Stored data
┌──

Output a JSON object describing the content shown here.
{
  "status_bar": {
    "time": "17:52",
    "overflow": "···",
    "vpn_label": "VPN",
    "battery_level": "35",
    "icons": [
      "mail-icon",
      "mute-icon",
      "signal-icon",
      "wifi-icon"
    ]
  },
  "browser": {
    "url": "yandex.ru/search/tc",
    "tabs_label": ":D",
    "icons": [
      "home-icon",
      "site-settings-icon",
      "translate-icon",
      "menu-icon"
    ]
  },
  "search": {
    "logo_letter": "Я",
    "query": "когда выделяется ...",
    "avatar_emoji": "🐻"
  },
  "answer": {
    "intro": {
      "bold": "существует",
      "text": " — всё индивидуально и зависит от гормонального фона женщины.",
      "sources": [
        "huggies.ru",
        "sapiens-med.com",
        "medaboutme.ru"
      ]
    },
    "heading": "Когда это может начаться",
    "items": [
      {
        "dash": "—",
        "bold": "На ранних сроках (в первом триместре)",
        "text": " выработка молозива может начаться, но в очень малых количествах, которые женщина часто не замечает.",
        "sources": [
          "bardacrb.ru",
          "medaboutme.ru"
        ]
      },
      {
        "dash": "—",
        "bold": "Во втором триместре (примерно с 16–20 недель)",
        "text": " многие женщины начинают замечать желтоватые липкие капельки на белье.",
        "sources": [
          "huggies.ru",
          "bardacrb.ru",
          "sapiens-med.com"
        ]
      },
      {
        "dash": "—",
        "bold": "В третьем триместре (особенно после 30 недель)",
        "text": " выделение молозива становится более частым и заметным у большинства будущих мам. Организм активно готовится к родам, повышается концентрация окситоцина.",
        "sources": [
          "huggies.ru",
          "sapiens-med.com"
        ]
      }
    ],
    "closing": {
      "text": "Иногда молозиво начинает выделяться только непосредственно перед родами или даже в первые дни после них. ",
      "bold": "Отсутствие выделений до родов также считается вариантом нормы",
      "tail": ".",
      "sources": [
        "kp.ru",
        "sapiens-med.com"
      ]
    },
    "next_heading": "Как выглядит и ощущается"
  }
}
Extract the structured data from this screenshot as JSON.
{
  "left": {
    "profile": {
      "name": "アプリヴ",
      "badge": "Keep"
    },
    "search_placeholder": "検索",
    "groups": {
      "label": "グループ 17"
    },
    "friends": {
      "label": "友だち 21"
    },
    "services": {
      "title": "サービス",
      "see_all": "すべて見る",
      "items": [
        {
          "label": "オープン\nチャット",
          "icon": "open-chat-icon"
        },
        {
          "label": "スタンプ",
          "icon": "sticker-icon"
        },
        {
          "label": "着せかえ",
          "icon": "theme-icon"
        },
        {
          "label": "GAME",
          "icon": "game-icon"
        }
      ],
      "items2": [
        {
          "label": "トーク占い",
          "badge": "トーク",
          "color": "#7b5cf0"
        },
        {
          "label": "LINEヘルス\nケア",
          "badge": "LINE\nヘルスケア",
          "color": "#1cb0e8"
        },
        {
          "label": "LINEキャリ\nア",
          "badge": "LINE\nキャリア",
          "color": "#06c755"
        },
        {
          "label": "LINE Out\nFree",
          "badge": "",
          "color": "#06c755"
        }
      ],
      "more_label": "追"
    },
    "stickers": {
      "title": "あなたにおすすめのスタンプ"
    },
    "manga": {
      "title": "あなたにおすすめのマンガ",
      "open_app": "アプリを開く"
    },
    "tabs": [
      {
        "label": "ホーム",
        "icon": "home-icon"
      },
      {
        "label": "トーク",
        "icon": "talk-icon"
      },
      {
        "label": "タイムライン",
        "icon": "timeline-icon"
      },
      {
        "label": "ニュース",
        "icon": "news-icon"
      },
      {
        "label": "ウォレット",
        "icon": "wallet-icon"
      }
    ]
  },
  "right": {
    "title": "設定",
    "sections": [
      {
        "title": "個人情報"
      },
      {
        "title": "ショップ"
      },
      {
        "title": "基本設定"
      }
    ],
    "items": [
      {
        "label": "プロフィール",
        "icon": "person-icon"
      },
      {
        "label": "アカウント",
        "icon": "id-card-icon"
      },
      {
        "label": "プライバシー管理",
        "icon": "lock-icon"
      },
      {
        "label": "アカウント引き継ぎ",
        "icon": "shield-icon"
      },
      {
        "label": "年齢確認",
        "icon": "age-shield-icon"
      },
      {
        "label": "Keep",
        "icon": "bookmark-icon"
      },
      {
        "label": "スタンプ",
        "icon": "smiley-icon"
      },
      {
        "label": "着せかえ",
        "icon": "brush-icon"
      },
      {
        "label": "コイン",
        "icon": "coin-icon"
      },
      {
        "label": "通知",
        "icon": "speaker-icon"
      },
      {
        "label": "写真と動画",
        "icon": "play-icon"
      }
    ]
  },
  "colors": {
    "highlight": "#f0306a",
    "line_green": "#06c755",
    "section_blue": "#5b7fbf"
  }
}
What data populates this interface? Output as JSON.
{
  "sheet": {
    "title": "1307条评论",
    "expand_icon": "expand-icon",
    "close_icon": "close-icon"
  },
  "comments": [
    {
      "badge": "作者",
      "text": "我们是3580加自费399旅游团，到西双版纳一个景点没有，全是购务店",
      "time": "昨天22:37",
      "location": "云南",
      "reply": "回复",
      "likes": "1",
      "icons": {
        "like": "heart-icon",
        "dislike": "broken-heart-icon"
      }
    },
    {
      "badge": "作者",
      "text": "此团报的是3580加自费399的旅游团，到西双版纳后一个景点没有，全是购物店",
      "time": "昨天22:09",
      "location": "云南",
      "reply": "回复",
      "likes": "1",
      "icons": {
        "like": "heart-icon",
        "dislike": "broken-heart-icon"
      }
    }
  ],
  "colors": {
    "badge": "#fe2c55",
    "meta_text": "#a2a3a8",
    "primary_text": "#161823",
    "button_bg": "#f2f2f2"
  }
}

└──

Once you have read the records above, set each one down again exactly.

Output a JSON object describing the content shown here.
{
  "status_bar": {
    "time": "17:52",
    "overflow": "···",
    "vpn_label": "VPN",
    "battery_level": "35",
    "icons": [
      "mail-icon",
      "mute-icon",
      "signal-icon",
      "wifi-icon"
    ]
  },
  "browser": {
    "url": "yandex.ru/search/tc",
    "tabs_label": ":D",
    "icons": [
      "home-icon",
      "site-settings-icon",
      "translate-icon",
      "menu-icon"
    ]
  },
  "search": {
    "logo_letter": "Я",
    "query": "когда выделяется ...",
    "avatar_emoji": "🐻"
  },
  "answer": {
    "intro": {
      "bold": "существует",
      "text": " — всё индивидуально и зависит от гормонального фона женщины.",
      "sources": [
        "huggies.ru",
        "sapiens-med.com",
        "medaboutme.ru"
      ]
    },
    "heading": "Когда это может начаться",
    "items": [
      {
        "dash": "—",
        "bold": "На ранних сроках (в первом триместре)",
        "text": " выработка молозива может начаться, но в очень малых количествах, которые женщина часто не замечает.",
        "sources": [
          "bardacrb.ru",
          "medaboutme.ru"
        ]
      },
      {
        "dash": "—",
        "bold": "Во втором триместре (примерно с 16–20 недель)",
        "text": " многие женщины начинают замечать желтоватые липкие капельки на белье.",
        "sources": [
          "huggies.ru",
          "bardacrb.ru",
          "sapiens-med.com"
        ]
      },
      {
        "dash": "—",
        "bold": "В третьем триместре (особенно после 30 недель)",
        "text": " выделение молозива становится более частым и заметным у большинства будущих мам. Организм активно готовится к родам, повышается концентрация окситоцина.",
        "sources": [
          "huggies.ru",
          "sapiens-med.com"
        ]
      }
    ],
    "closing": {
      "text": "Иногда молозиво начинает выделяться только непосредственно перед родами или даже в первые дни после них. ",
      "bold": "Отсутствие выделений до родов также считается вариантом нормы",
      "tail": ".",
      "sources": [
        "kp.ru",
        "sapiens-med.com"
      ]
    },
    "next_heading": "Как выглядит и ощущается"
  }
}
Extract the structured data from this screenshot as JSON.
{
  "left": {
    "profile": {
      "name": "アプリヴ",
      "badge": "Keep"
    },
    "search_placeholder": "検索",
    "groups": {
      "label": "グループ 17"
    },
    "friends": {
      "label": "友だち 21"
    },
    "services": {
      "title": "サービス",
      "see_all": "すべて見る",
      "items": [
        {
          "label": "オープン\nチャット",
          "icon": "open-chat-icon"
        },
        {
          "label": "スタンプ",
          "icon": "sticker-icon"
        },
        {
          "label": "着せかえ",
          "icon": "theme-icon"
        },
        {
          "label": "GAME",
          "icon": "game-icon"
        }
      ],
      "items2": [
        {
          "label": "トーク占い",
          "badge": "トーク",
          "color": "#7b5cf0"
        },
        {
          "label": "LINEヘルス\nケア",
          "badge": "LINE\nヘルスケア",
          "color": "#1cb0e8"
        },
        {
          "label": "LINEキャリ\nア",
          "badge": "LINE\nキャリア",
          "color": "#06c755"
        },
        {
          "label": "LINE Out\nFree",
          "badge": "",
          "color": "#06c755"
        }
      ],
      "more_label": "追"
    },
    "stickers": {
      "title": "あなたにおすすめのスタンプ"
    },
    "manga": {
      "title": "あなたにおすすめのマンガ",
      "open_app": "アプリを開く"
    },
    "tabs": [
      {
        "label": "ホーム",
        "icon": "home-icon"
      },
      {
        "label": "トーク",
        "icon": "talk-icon"
      },
      {
        "label": "タイムライン",
        "icon": "timeline-icon"
      },
      {
        "label": "ニュース",
        "icon": "news-icon"
      },
      {
        "label": "ウォレット",
        "icon": "wallet-icon"
      }
    ]
  },
  "right": {
    "title": "設定",
    "sections": [
      {
        "title": "個人情報"
      },
      {
        "title": "ショップ"
      },
      {
        "title": "基本設定"
      }
    ],
    "items": [
      {
        "label": "プロフィール",
        "icon": "person-icon"
      },
      {
        "label": "アカウント",
        "icon": "id-card-icon"
      },
      {
        "label": "プライバシー管理",
        "icon": "lock-icon"
      },
      {
        "label": "アカウント引き継ぎ",
        "icon": "shield-icon"
      },
      {
        "label": "年齢確認",
        "icon": "age-shield-icon"
      },
      {
        "label": "Keep",
        "icon": "bookmark-icon"
      },
      {
        "label": "スタンプ",
        "icon": "smiley-icon"
      },
      {
        "label": "着せかえ",
        "icon": "brush-icon"
      },
      {
        "label": "コイン",
        "icon": "coin-icon"
      },
      {
        "label": "通知",
        "icon": "speaker-icon"
      },
      {
        "label": "写真と動画",
        "icon": "play-icon"
      }
    ]
  },
  "colors": {
    "highlight": "#f0306a",
    "line_green": "#06c755",
    "section_blue": "#5b7fbf"
  }
}
What data populates this interface? Output as JSON.
{
  "sheet": {
    "title": "1307条评论",
    "expand_icon": "expand-icon",
    "close_icon": "close-icon"
  },
  "comments": [
    {
      "badge": "作者",
      "text": "我们是3580加自费399旅游团，到西双版纳一个景点没有，全是购务店",
      "time": "昨天22:37",
      "location": "云南",
      "reply": "回复",
      "likes": "1",
      "icons": {
        "like": "heart-icon",
        "dislike": "broken-heart-icon"
      }
    },
    {
      "badge": "作者",
      "text": "此团报的是3580加自费399的旅游团，到西双版纳后一个景点没有，全是购物店",
      "time": "昨天22:09",
      "location": "云南",
      "reply": "回复",
      "likes": "1",
      "icons": {
        "like": "heart-icon",
        "dislike": "broken-heart-icon"
      }
    }
  ],
  "colors": {
    "badge": "#fe2c55",
    "meta_text": "#a2a3a8",
    "primary_text": "#161823",
    "button_bg": "#f2f2f2"
  }
}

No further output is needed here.